WJZ anchorman Al Sanders has cancer, station management said yesterday."Al Sanders has been diagnosed with cancer and is resting comfortably. We ask that the privacy of the family be respected at this time," WJZ Vice President and General Manager Marcellus Alexander said in a prepared statement. "That's really all the information that I have," Alexander added, declining to discuss Sanders' illness, hospitalization or how the newscaster's absence will affect the on-air lineup at WJZ.Sanders, who turned 54 this month, looked exceptionally tired on-air in recent weeks -- to the point that The Sun received several calls from viewers inquiring about his health.
By David Zurawik and David Zurawik,Television Critic | October 1, 1993
Wait just a little bit longer.That's the word from WJZ for those viewers who have been waiting almost a year for the arrival of Sally Thorner and WJZ's new 5 o'clock weeknight newscast.The date, Dec. 1, has been circled on calendars all over town since last October when Thorner announced she was jumping WMAR's ship and signing on with WJZ to anchor a new newscast. A no-compete clause in her contract with WMAR keeps her off the air at WJZ until Dec. 1 even though her new employers are reportedly paying her $250,000.
By Gary Gately and Gary Gately,Sun Staff Writer | August 9, 1995

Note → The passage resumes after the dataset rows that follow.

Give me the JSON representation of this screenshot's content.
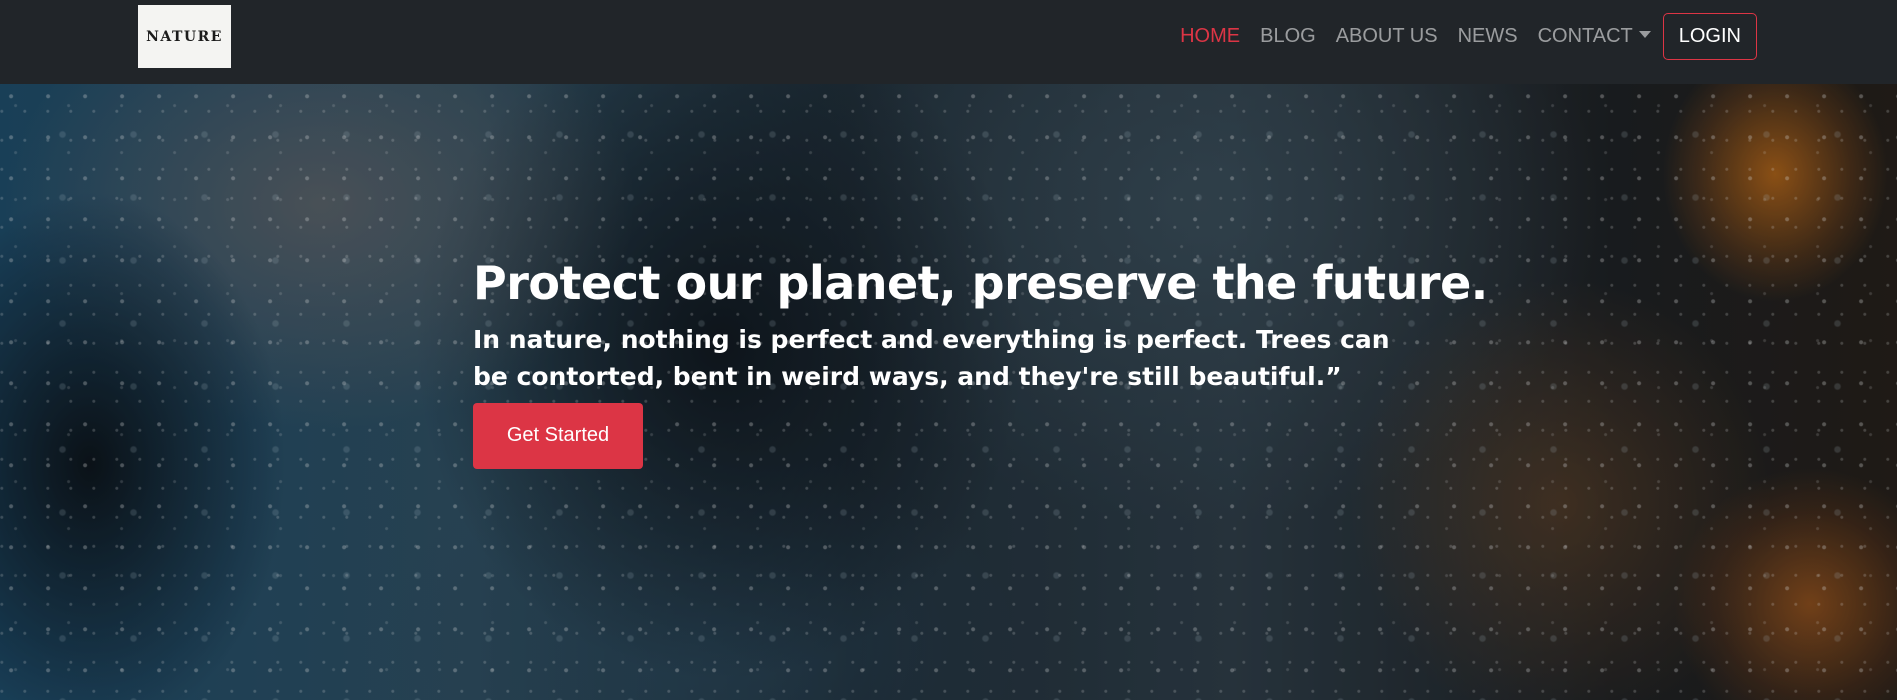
{
  "navbar": {
    "logo_text": "NATURE",
    "links": [
      {
        "label": "HOME",
        "active": true
      },
      {
        "label": "BLOG",
        "active": false
      },
      {
        "label": "ABOUT US",
        "active": false
      },
      {
        "label": "NEWS",
        "active": false
      },
      {
        "label": "CONTACT",
        "active": false,
        "dropdown": true
      }
    ],
    "login_label": "LOGIN"
  },
  "hero": {
    "title": "Protect our planet, preserve the future.",
    "subtitle": "In nature, nothing is perfect and everything is perfect. Trees can be contorted, bent in weird ways, and they're still beautiful.”",
    "cta_label": "Get Started",
    "background": "rain-drops-on-glass-photo"
  },
  "colors": {
    "navbar_bg": "#212529",
    "accent": "#dc3545",
    "nav_link": "rgba(255,255,255,0.55)",
    "text": "#ffffff"
  }
}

WJZ-TV has tapped Baltimore-based W. B. Doner & Co. to plan placement and timing of print and broadcast ads promoting the station's newscasts and other programming, the agency said yesterday.Planning and buying -- for TV, radio and newspaper ads -- had been handled in-house at the station before it turned to Doner, which begins work Sept. 1.The ads themselves will continue to be created by WJZ.Phil Arrington, WJZ's creative services director, said planning and buying had been handled by Andre DeVerneil, the former research director who left the station in June.
By David Zurawik and David Zurawik, | December 19, 2009
Sitting in her empty office off the WJZ newsroom shortly before going to the set for her last broadcast after more than a quarter of a century on Baltimore TV, Sally Thorner said she felt focused and strong. "I'm actually good today," the 54-year-old said. "There was a certain point where I was drained by all of this, but not now - now that it's actually here. I'm not promising I won't break up tonight, but I'm really feeling strong. And I have to be strong and focused on air. I really don't want to go out sloppy.
By Steve McKerrow | September 18, 1990
ODDS'N' ENDS OFF THE BROADCAST BEAMS:* The importance of familiar, likable faces as a direct function of local TV ratings was illustrated pretty clearly recently by radio station WCBM-AM 680's mock election promotion at the Maryland State Fair.In addition to casting mock votes in political races, visitors to the WCBM booth were asked to choose their top five TV personalities from among a list of more than two dozen on-air people, from newscasters to weathermen.It's no surprise that WJZ-Channel 13, top-rated news station here for years, captured six of the top 10 spots.
Baltimore Sun Articles
Please note the green-lined linked article text has been applied commercially without any involvement from our newsroom editors, reporters or any other editorial staff.